Ever wonder what it takes to rule Twitter? A team of researchers from the Georgia Institute of Technology have reduced the art of increasing your followers to a simple science. After studying 500 different (non-celebrity) Twitter accounts over a period of fifteen months, they concluded that the most popular Twitters are, most importantly, those that are cheery and easy-to-read. The results also showed that those with the most followers tended to tweet interesting news “tidbits,” as opposed to focusing solely on themselves. Sorry guys, but apparently strangers don’t want to read your grammatically inept bemoanings over the shitty service you had at #brunch.

Finally, they concluded that those who directly engaged their followers via retweets and mentions also scored more popularity cred.
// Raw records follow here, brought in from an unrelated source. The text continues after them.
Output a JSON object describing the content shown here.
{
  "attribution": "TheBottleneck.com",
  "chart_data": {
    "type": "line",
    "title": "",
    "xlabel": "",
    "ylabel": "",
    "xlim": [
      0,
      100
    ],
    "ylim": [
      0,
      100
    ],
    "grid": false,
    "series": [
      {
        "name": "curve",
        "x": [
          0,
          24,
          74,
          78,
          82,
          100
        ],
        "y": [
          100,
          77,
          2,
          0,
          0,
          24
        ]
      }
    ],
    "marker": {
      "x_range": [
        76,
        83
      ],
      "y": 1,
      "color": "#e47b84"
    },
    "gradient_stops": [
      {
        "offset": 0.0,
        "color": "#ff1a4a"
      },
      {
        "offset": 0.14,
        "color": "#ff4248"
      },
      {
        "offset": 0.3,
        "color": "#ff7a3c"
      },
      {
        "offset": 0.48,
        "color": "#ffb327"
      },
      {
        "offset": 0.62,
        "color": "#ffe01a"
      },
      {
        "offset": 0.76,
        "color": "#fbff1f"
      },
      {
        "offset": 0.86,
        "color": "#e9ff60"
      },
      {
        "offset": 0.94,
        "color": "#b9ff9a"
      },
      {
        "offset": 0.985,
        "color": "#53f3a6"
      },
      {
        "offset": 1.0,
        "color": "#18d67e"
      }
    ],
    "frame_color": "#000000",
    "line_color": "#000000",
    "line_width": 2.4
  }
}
So depressing, standoffish, self-centered, and confusing tweets aren’t what it takes to be crowned Twitter Prom King or Queen?